"Next year we'll have to do another study and my guess is you'll see the rate go up again," he said.
Legislative Auditor General Wayne Welsh said he plans to issue a report next week on the retirement system's "investment activities." Welsh's job is to assess the performance of government operations, and he's usually critical. He refused to comment on his findings until next week.
A retirement board has set the state's new contribution rate at 11.7 percent of each employee's salary, up from 10.4 percent last year.
That means Utah will have to find another $21.3 million to keep the fund sound, legislative fiscal analyst John Massey said.
"We can't ignore it," said House budget leader Ron Bigelow, R-Salt Lake City, who said a series of laws adopted over the years strictly protect retirement benefits for state employees, teachers, school administrators, bus drivers, custodians and other school staff.
The workers pay nothing for pension benefits, which after 30 years provide them with about 60 percent of their salary.
The higher state contribution rate comes after several years of declines. The rates fluctuate every year, based on five-year actuarial averages.
The stock market's poor performance over the past three years has finally caught up with the retirement fund. To make matters worse, the fund will be slow to recover after any economic recovery.
"When it rains, it pours," Mansell said. "When you have a slumping economy, you have a slumping retirement fund."

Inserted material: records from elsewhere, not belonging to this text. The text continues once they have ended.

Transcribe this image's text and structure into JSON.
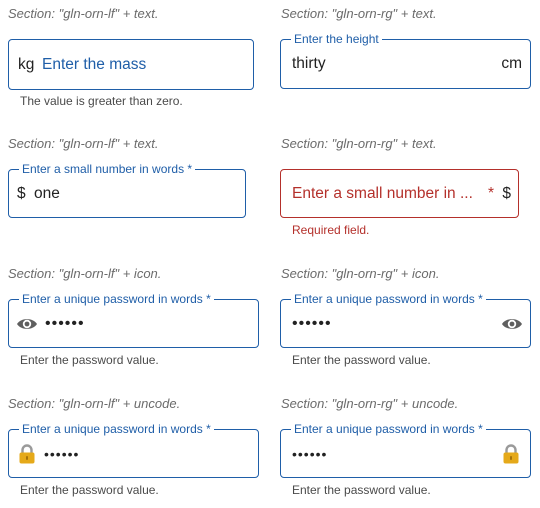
{
  "rows": [
    {
      "left": {
        "section": "Section: \"gln-orn-lf\" + text.",
        "prefix": "kg",
        "placeholder": "Enter the mass",
        "helper": "The value is greater than zero."
      },
      "right": {
        "section": "Section: \"gln-orn-rg\" + text.",
        "legend": "Enter the height",
        "value": "thirty",
        "suffix": "cm"
      }
    },
    {
      "left": {
        "section": "Section: \"gln-orn-lf\" + text.",
        "legend": "Enter a small number in words",
        "required_mark": "*",
        "prefix": "$",
        "value": "one"
      },
      "right": {
        "section": "Section: \"gln-orn-rg\" + text.",
        "placeholder": "Enter a small number in ...",
        "required_mark": "*",
        "suffix": "$",
        "helper": "Required field."
      }
    },
    {
      "left": {
        "section": "Section: \"gln-orn-lf\" + icon.",
        "legend": "Enter a unique password in words",
        "required_mark": "*",
        "icon": "eye-icon",
        "value": "••••••",
        "helper": "Enter the password value."
      },
      "right": {
        "section": "Section: \"gln-orn-rg\" + icon.",
        "legend": "Enter a unique password in words",
        "required_mark": "*",
        "icon": "eye-icon",
        "value": "••••••",
        "helper": "Enter the password value."
      }
    },
    {
      "left": {
        "section": "Section: \"gln-orn-lf\" + uncode.",
        "legend": "Enter a unique password in words",
        "required_mark": "*",
        "icon": "lock-icon",
        "value": "••••••",
        "helper": "Enter the password value."
      },
      "right": {
        "section": "Section: \"gln-orn-rg\" + uncode.",
        "legend": "Enter a unique password in words",
        "required_mark": "*",
        "icon": "lock-icon",
        "value": "••••••",
        "helper": "Enter the password value."
      }
    }
  ],
  "colors": {
    "accent": "#1f5ea8",
    "error": "#b4302b",
    "section_text": "#6b6b6b",
    "icon": "#5f5f5f",
    "lock_body": "#e5a91a"
  }
}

State revenues also are in a tailspin, a burden on legislators scrapping for every dollar they can find. The Legislature in December ordered most state agencies to take a 4.2 percent funding cut. Most of the cuts were delayed until the next fiscal year starts July 1, when more cuts could take effect.
"The outlook is austere," said Bigelow, a certified public accountant. "There's not much money there. Agencies that used to ask for more money are just asking, `Don't cut me anymore."'
"There's no question about the need in public education, Medicaid and higher education. A lot of schools are going to have funding problems because there's no money for growth," he said.
Legislators can't afford to hold a philosophical debate on social needs. "It's a reality debate. The reality is there's no money," he said.
Utah has a consolidated pension fund for 27,000 school, state, county and municipal retirees. Counties and municipalities pay their own rates into that fund.
Newman was quick to point out that legislators forced to ante up have enjoyed substantial savings in the past. It works both ways.
Two years ago, the rate was cut by 25 percent, saving Utah $80 million that "no one noticed" in flush times, he said.
Legislators are taking more notice now that the bill is going up by $21.3 million, more than they have in their depleted rainy day fund.
(Copyright 2003 by The Associated Press. All Rights Reserved.)